---- RECORDS
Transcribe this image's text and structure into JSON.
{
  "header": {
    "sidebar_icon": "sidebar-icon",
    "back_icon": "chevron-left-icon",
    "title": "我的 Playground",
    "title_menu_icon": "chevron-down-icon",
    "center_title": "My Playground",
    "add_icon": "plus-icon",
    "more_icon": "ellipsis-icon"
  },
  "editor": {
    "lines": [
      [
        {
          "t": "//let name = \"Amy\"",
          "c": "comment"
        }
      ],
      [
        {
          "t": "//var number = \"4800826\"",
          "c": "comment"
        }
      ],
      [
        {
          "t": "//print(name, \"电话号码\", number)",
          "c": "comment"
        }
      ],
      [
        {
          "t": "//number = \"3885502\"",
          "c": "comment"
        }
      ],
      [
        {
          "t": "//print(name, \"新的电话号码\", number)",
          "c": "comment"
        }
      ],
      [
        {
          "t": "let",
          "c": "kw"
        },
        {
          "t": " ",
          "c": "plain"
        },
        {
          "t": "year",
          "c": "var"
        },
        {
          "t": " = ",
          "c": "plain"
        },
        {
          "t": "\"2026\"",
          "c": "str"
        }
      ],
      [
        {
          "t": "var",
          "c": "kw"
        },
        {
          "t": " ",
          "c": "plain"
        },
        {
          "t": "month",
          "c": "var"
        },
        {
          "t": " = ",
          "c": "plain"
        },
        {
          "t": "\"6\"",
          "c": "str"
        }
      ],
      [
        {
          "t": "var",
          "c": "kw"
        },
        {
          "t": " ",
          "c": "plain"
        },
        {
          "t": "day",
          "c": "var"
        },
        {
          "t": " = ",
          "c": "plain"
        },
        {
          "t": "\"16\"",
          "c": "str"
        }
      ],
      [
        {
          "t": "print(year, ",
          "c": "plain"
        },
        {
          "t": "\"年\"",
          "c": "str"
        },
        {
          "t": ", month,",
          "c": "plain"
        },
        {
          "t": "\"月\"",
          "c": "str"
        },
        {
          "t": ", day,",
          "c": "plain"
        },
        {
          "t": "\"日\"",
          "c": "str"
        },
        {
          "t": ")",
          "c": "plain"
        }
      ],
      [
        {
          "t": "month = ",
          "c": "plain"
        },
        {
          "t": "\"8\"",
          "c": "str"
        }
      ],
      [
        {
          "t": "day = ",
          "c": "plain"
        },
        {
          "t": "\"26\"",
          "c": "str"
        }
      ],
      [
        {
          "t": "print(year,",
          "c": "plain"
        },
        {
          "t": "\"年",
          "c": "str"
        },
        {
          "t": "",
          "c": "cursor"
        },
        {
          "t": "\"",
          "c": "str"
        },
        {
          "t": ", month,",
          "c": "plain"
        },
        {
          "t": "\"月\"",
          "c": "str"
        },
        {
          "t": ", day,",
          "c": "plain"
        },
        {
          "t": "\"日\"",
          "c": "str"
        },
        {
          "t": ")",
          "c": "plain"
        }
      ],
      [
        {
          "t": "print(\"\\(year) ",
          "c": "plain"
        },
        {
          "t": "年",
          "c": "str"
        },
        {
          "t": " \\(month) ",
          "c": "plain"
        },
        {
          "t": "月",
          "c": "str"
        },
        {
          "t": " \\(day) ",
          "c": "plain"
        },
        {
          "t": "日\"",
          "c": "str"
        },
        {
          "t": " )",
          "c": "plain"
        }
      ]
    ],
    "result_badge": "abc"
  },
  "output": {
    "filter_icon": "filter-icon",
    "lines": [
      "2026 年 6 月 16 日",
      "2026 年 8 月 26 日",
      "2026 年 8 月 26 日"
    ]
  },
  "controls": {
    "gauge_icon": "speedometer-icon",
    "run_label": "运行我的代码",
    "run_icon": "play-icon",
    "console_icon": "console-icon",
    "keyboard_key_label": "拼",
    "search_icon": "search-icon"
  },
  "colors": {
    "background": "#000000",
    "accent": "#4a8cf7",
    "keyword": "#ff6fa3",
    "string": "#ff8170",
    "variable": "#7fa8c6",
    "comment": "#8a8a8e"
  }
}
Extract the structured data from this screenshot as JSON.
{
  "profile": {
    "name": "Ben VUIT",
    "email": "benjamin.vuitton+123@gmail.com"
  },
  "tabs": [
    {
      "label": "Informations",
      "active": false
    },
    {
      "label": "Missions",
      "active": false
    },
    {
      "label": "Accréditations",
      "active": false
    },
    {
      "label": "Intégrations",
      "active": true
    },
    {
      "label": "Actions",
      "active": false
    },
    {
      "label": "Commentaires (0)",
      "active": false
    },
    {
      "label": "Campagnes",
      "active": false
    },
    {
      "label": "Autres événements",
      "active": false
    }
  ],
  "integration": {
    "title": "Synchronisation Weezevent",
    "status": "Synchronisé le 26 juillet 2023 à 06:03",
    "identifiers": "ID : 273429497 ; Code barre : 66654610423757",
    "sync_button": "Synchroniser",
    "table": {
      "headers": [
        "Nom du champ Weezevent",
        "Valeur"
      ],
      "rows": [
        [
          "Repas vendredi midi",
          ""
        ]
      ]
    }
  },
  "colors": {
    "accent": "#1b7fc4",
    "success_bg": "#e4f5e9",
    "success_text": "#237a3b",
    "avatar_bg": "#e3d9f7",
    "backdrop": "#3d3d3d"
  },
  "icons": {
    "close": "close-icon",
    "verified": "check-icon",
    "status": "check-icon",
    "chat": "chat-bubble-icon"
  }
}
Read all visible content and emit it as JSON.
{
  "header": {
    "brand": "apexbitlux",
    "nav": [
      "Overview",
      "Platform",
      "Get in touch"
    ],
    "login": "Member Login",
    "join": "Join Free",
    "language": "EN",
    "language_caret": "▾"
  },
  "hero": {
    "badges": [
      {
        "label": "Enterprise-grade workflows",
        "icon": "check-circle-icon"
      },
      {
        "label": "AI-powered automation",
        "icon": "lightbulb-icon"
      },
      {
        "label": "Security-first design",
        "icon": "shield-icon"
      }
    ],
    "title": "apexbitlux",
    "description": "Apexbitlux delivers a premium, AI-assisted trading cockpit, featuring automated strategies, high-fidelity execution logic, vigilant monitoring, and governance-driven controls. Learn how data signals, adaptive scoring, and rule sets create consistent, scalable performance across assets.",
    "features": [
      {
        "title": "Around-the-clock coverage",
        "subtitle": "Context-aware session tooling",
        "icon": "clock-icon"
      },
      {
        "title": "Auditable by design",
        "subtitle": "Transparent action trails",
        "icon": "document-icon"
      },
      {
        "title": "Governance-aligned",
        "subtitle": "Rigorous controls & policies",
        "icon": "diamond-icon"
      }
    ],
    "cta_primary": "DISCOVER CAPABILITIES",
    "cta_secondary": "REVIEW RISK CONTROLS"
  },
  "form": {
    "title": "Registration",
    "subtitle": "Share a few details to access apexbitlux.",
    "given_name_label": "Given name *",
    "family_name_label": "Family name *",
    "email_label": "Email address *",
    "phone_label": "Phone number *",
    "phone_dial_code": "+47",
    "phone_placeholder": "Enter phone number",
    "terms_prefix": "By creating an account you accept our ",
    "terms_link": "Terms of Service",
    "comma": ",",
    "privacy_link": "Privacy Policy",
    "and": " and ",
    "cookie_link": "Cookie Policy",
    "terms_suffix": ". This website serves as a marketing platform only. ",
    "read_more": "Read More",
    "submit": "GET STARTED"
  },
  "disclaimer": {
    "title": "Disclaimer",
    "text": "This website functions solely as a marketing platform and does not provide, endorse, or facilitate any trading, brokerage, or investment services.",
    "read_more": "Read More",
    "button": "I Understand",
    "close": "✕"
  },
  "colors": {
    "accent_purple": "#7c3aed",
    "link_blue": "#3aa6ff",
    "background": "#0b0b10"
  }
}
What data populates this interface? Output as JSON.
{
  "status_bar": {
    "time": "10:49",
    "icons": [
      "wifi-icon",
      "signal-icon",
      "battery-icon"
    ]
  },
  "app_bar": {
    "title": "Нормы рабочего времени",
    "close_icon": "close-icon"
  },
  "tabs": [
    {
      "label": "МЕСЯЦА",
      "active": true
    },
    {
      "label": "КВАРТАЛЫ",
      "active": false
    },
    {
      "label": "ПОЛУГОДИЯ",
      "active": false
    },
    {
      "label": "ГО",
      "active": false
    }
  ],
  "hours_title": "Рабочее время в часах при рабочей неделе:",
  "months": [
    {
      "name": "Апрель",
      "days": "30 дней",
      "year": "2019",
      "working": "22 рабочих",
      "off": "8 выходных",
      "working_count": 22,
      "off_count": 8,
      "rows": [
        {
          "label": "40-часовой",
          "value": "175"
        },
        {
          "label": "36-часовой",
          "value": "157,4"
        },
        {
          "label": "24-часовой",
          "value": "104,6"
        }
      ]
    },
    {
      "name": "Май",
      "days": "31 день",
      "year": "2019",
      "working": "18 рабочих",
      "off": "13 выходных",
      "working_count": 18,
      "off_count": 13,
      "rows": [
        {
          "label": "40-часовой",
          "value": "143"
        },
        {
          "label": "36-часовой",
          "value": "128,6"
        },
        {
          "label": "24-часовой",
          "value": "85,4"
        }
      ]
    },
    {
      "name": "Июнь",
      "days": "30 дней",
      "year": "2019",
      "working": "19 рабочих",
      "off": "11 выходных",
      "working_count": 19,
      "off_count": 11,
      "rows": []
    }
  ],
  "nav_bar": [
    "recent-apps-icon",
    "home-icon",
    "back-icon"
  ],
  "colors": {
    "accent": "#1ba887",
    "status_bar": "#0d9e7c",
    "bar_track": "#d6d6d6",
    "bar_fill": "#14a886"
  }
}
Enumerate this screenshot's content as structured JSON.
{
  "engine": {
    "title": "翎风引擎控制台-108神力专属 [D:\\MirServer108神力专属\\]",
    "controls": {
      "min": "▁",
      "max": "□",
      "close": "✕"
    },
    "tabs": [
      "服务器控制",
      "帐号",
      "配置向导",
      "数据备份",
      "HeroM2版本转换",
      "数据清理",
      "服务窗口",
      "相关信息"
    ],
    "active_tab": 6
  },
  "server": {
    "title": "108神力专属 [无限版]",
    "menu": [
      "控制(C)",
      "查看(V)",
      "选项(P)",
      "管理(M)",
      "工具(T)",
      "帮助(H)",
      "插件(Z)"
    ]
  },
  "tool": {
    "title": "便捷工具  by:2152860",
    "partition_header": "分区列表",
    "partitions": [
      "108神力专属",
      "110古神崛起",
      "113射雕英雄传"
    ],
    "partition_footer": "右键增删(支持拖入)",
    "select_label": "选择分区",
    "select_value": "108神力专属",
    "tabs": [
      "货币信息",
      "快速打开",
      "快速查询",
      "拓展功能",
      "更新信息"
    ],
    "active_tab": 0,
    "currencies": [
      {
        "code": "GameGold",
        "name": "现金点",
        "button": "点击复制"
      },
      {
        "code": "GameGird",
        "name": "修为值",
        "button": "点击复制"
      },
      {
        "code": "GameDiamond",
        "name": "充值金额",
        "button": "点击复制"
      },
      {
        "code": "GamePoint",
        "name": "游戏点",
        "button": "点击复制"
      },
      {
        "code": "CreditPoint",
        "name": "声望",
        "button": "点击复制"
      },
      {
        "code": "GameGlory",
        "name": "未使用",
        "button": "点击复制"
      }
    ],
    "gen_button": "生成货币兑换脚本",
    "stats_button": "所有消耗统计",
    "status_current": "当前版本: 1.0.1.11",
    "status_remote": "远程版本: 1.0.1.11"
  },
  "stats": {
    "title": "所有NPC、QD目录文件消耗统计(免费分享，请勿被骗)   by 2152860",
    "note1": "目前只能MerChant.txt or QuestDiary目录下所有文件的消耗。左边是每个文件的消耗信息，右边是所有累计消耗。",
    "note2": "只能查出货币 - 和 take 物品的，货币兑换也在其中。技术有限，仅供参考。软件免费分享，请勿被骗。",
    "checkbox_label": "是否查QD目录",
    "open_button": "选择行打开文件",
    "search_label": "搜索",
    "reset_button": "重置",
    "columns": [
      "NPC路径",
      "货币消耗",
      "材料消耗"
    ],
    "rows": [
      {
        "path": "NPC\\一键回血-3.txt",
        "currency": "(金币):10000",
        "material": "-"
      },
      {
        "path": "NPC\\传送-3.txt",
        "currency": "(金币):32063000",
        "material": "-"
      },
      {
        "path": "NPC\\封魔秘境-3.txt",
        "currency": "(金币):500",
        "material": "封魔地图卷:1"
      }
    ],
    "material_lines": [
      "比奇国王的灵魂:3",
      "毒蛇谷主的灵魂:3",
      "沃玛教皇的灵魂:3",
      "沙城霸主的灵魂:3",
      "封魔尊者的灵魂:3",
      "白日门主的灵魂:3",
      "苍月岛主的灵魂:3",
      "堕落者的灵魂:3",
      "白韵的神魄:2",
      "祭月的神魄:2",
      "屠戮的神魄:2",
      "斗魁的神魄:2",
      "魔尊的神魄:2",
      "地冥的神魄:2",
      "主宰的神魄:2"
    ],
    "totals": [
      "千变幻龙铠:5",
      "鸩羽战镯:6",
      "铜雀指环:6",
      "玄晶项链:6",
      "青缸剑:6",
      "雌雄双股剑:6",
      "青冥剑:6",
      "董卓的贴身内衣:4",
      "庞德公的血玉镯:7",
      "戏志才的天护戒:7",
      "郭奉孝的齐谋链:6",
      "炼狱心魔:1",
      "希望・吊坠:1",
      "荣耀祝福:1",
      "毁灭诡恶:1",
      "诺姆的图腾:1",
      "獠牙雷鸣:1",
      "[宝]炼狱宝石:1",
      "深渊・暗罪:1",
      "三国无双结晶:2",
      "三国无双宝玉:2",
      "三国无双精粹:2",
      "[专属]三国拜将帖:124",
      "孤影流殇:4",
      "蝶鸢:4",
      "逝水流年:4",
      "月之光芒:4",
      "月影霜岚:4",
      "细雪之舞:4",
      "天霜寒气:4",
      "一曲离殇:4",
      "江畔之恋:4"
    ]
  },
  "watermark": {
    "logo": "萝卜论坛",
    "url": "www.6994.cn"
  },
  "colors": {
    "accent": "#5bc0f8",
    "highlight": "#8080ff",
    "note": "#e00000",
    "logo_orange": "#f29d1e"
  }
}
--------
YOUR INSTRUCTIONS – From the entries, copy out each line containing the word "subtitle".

RESULT OF THIS TASK –
        "subtitle": "Context-aware session tooling",
        "subtitle": "Transparent action trails",
        "subtitle": "Rigorous controls & policies",
    "subtitle": "Share a few details to access apexbitlux.",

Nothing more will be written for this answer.